T-Mobile recently announced that it had been the victim of a massive data breach, impacting more than 47 million customers, former customers and even prospective customers, just under half of the telecommunication giant's 104 million customers, according to The Verge.
A breach of massive proportions
While T-Mobile has revealed how the breach occurred to the public, the hacker is believed to be John Binns, an American living in Turkey. On August 27, Binns gave an interview with The Wall Street Journal in which he claimed responsibility for the attack and called T-Mobile's cybersecurity "awful." Binns also said that he was able to gain access to the company's files through an unprotected router.
There's some dispute about the exact number of victims of the breach, with T-Mobile putting the total at 47 million after an internal investigation and a Twitter account purportedly attached to Binns claiming more the 100 million users were impacted. T-Mobile also originally released an estimate of 40 million victims before updating that number with an additional 7.8 million impacted postpaid customers.
Among the data that was stolen was a variety of sensitive personal information — including Social Security numbers, driver's license numbers and additional ID details. Prepaid customers, or those on an existing plan, also had their phone numbers and account PIN numbers stolen. T-Mobile performed a PIN reset for everyone impacted in this manner. Other less sensitive customer information that was compromised included first and last names and dates of birth. Combined, all of this information could be used to create new accounts in victims' names.
As a result of the breach, the Federal Communications Commission has already announced that it will be investigating the matter. In addition, The Verge reported that at least one class-action lawsuit against T-Mobile has already been filed — as is frequently the case when large amounts of personal data have been compromised.
Not a new problem
While the newest T-Mobile data breach looks to have an extremely wide scope, it is far from the first time the company has had trouble keeping its customer data safe. In fact, the company dealt with five known breaches in the last four years (including this one), according to The Verge — with two others occurring in 2020, one in 2019 and another in 2018.
In a statement to T-Mobile customers, company CEO Mike Sievert called the most recent attack "humbling for all of us at T-Mobile." Sievert also laid out what protections will be available to impacted individuals, including two years of free McAfee ID Theft Protection Service and Account Takeover Protection for postpaid customers.

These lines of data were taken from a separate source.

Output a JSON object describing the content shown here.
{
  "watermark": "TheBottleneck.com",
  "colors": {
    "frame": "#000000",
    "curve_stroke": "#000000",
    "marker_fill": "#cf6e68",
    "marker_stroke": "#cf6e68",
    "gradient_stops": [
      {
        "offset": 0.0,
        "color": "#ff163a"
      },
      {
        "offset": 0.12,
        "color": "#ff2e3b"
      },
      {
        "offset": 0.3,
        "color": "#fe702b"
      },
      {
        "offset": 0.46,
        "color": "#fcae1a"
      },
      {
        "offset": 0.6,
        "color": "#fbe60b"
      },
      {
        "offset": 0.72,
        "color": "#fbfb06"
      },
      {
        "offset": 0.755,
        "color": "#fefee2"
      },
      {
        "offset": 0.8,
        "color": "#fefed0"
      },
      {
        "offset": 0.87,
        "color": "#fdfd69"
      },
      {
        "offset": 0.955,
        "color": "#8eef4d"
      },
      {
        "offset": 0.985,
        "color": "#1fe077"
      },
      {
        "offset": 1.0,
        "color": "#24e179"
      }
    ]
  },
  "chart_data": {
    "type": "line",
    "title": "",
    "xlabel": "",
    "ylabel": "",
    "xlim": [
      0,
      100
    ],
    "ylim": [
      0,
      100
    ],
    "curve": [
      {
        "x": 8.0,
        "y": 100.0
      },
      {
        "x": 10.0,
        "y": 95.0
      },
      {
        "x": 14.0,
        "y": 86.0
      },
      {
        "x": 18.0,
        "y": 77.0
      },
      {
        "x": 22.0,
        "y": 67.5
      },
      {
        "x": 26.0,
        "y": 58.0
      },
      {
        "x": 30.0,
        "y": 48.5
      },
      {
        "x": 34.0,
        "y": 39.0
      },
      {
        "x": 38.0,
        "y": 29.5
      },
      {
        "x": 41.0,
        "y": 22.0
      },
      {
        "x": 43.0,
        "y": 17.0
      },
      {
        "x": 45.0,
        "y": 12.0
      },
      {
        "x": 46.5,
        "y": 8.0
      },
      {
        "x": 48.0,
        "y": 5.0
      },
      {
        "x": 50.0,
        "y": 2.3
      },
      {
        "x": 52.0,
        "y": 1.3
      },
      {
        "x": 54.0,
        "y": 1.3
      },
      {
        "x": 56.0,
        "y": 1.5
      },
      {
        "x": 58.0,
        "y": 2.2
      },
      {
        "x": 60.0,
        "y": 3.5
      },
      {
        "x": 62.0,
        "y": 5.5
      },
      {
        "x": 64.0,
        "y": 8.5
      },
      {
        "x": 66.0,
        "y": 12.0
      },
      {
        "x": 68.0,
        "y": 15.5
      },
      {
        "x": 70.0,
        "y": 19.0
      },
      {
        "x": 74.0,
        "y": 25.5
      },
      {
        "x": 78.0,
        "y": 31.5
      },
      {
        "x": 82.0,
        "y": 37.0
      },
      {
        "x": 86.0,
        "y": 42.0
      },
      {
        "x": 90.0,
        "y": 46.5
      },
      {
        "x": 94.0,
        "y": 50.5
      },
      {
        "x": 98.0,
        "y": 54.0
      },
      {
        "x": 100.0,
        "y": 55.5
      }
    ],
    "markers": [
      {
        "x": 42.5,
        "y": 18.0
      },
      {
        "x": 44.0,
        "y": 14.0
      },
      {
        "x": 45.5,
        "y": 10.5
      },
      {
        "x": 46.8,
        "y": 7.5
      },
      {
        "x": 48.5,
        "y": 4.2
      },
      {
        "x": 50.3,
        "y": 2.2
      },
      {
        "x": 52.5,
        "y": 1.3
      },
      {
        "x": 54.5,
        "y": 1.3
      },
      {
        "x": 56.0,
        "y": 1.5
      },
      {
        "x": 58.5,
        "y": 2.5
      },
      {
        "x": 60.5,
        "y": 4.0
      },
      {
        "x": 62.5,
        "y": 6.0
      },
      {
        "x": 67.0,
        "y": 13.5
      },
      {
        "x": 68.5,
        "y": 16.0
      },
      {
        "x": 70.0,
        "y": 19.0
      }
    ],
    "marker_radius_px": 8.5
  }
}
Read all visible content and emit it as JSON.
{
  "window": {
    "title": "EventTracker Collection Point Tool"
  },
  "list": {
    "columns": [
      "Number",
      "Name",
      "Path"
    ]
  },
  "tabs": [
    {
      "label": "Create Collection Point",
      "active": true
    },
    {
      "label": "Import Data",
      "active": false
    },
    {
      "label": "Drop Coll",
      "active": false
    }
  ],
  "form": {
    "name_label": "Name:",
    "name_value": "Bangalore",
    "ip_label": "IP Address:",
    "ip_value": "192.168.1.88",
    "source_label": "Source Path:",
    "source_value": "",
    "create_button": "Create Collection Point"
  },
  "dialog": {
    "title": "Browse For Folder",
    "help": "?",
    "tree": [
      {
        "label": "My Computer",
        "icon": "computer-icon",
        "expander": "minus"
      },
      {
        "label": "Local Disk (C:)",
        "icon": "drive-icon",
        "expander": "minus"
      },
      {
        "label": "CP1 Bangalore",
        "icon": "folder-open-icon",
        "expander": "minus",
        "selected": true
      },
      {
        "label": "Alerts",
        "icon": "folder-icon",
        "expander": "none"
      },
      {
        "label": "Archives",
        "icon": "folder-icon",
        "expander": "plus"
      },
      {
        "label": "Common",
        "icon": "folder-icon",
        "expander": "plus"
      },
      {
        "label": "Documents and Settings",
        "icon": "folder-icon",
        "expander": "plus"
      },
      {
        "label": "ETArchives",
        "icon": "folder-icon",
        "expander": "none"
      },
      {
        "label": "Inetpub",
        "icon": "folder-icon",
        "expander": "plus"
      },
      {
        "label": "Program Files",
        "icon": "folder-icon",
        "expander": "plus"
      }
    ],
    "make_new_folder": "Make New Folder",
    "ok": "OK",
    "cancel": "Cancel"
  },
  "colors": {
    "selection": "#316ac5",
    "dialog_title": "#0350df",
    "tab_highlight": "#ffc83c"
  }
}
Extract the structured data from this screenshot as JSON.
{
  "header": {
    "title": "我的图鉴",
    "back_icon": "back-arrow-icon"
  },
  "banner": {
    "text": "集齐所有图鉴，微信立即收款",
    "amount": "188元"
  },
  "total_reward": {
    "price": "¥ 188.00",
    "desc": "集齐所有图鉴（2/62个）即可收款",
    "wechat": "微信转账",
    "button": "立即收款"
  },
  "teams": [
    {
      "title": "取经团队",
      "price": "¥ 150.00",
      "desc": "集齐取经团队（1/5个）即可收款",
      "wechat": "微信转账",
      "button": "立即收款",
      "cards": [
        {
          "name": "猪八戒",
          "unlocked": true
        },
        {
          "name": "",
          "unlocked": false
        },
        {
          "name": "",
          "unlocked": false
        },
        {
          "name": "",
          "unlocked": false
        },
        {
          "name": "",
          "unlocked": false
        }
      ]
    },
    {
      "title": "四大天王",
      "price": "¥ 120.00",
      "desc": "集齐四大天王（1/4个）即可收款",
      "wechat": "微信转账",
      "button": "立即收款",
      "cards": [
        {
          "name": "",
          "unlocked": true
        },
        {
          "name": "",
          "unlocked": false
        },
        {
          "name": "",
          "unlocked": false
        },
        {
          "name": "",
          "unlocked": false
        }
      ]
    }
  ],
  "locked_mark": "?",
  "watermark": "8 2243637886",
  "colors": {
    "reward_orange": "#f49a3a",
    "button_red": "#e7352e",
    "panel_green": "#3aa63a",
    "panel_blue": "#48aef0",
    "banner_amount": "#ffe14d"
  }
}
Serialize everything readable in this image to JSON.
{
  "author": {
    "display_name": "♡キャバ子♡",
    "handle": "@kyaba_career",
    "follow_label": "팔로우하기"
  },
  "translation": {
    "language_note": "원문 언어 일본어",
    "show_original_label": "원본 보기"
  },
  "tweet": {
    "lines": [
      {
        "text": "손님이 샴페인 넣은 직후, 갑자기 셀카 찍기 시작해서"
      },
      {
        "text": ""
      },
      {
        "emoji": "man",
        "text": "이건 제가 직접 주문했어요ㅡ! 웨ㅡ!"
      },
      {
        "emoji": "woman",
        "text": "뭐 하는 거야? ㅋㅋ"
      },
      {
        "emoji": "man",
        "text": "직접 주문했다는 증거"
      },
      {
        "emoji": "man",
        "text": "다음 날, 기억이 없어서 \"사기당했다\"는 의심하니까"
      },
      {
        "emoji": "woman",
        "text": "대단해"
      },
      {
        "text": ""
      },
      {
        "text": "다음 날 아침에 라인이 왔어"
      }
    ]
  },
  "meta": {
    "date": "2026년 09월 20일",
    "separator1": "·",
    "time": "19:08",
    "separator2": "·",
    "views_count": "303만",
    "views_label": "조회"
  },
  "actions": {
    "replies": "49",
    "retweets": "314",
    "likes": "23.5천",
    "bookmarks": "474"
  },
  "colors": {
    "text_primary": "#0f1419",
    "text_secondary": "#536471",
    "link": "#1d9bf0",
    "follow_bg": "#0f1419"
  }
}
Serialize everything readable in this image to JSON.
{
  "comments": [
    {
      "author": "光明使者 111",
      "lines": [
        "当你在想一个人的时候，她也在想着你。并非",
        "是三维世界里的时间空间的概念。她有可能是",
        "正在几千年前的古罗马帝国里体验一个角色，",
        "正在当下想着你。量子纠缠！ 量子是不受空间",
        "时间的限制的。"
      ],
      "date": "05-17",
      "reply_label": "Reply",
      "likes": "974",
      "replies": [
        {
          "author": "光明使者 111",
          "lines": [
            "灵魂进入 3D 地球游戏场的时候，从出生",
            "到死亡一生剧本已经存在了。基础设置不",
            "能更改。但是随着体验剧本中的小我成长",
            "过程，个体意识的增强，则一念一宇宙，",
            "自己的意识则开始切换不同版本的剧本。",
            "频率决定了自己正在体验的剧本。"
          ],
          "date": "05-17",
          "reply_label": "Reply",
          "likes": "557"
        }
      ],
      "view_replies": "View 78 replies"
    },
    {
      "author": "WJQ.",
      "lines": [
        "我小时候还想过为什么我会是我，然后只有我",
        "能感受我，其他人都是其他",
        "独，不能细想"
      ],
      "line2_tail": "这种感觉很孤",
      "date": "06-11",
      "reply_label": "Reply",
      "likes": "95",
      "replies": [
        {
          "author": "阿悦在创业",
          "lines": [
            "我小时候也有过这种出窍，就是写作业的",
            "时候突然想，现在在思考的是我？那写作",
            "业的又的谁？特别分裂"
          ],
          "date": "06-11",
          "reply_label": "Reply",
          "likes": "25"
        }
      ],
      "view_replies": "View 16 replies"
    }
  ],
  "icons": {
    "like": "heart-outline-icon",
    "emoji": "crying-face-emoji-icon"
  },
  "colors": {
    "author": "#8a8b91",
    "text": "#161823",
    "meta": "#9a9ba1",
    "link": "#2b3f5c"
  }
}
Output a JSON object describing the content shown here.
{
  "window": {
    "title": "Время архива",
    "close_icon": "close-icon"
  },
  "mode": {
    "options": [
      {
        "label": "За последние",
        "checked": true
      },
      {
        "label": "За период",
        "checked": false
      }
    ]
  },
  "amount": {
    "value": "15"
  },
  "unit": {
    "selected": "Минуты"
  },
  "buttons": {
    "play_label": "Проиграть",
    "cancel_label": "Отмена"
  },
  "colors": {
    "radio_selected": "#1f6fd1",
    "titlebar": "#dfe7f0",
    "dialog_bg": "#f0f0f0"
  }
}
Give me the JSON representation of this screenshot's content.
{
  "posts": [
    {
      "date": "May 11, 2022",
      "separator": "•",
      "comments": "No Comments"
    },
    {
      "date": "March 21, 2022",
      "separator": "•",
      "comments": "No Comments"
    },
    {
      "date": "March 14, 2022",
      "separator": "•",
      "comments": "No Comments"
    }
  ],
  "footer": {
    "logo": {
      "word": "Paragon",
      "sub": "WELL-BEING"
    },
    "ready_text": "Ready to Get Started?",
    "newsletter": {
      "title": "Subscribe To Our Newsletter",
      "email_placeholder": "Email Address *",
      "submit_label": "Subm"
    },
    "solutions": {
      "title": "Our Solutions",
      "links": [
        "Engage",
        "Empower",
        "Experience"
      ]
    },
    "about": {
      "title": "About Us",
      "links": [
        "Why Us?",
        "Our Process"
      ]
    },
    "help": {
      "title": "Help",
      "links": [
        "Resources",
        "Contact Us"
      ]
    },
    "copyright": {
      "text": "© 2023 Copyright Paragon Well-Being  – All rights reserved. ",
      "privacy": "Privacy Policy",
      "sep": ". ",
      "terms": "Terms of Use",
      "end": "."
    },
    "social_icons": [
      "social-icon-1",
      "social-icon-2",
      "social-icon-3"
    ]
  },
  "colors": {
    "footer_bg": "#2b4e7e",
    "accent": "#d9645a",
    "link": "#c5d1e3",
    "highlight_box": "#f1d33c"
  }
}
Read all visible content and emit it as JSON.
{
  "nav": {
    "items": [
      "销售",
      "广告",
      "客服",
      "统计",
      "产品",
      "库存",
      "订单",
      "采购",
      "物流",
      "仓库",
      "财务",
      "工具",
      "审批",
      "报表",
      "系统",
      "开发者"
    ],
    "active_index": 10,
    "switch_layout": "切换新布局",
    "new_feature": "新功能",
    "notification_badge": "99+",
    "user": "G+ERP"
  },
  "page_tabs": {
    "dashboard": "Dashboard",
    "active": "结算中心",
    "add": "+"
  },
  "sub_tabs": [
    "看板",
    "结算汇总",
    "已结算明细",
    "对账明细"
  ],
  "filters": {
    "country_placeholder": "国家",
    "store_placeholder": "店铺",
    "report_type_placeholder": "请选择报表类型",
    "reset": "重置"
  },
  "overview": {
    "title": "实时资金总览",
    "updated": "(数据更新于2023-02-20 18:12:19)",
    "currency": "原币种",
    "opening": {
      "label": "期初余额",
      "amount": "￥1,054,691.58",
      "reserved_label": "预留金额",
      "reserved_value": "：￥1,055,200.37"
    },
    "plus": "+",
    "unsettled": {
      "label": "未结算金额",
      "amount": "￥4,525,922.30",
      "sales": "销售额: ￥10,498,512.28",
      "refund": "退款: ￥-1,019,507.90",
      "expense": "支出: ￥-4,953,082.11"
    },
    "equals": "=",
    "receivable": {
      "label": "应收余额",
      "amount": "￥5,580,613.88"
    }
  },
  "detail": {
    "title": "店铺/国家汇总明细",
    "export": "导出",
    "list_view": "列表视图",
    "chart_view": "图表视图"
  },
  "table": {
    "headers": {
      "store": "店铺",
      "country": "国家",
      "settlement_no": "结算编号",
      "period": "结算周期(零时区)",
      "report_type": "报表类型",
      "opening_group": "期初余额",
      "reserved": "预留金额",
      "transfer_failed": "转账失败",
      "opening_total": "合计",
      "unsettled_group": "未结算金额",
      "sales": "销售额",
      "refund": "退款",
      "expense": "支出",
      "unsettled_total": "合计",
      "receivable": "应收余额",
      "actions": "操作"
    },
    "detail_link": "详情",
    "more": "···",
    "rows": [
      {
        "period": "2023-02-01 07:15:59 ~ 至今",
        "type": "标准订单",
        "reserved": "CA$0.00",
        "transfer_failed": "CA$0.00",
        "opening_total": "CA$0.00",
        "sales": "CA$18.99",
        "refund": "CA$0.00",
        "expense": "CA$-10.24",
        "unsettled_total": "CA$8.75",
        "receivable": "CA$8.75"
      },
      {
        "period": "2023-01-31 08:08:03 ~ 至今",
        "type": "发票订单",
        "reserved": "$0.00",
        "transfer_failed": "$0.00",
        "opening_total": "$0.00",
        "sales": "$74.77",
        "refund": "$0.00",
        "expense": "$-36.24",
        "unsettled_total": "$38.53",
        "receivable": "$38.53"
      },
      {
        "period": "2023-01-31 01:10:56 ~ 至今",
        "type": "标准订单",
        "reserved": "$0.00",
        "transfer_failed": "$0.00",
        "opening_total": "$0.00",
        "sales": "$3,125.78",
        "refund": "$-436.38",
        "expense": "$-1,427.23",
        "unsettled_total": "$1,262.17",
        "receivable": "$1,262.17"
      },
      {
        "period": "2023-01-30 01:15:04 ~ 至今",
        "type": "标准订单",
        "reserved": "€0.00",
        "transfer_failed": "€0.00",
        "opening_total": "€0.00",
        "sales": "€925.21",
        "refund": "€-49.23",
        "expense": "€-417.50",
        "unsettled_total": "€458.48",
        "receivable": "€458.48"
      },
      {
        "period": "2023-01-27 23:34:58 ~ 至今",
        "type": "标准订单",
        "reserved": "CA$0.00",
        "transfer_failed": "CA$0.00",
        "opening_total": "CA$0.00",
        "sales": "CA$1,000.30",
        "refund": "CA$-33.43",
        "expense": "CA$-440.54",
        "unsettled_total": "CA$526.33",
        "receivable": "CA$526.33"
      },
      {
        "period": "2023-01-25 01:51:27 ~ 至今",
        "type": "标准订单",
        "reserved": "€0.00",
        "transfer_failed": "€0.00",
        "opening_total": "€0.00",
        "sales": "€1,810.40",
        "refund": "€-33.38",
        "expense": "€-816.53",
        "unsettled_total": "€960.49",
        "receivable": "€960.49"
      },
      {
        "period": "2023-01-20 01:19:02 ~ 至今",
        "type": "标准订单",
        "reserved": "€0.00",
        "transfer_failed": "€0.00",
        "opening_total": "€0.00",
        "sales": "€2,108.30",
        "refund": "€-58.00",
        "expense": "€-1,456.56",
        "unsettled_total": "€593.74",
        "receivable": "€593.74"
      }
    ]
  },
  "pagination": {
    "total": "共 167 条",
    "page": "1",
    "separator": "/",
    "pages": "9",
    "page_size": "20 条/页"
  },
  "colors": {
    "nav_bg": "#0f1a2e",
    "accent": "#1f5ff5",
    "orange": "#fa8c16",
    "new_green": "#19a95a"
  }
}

While the spate of recent cyberattacks is concerning for T-Mobile, the company did earn some compliments from experts for the way it has navigated the issue. According to crisis management and communication expert Edward Segal, writing in Forbes, the company followed several key best practices, including disclosing the issue early, giving regular updates and informing consumers what actions were being taken to help victims and mitigate the chance of a future breach.
"An important crisis management best practice is to immediately disclose information about a crisis, and not leave it to others to discover it themselves," Segal stated. "If others — such as news organizations— find and report details of the crisis before you do, it can raise questions about your failure to announce the crisis."
Shoring up your cybersecurity
Even if you're not a multinational corporation that works with a large amount of personal data like T-Mobile, protecting your information from data breaches is still essential. The long-term savings of avoiding a breach could be enormous, especially if you stand to face litigation for mishandling consumer data should a breach occur. One of the easiest and most important ways to shore up your network is by ensuring all of your applications are protected by modern, secure identity frameworks. This can include multi-factor authentication and even biometric recognition technologies such as fingerprint readers.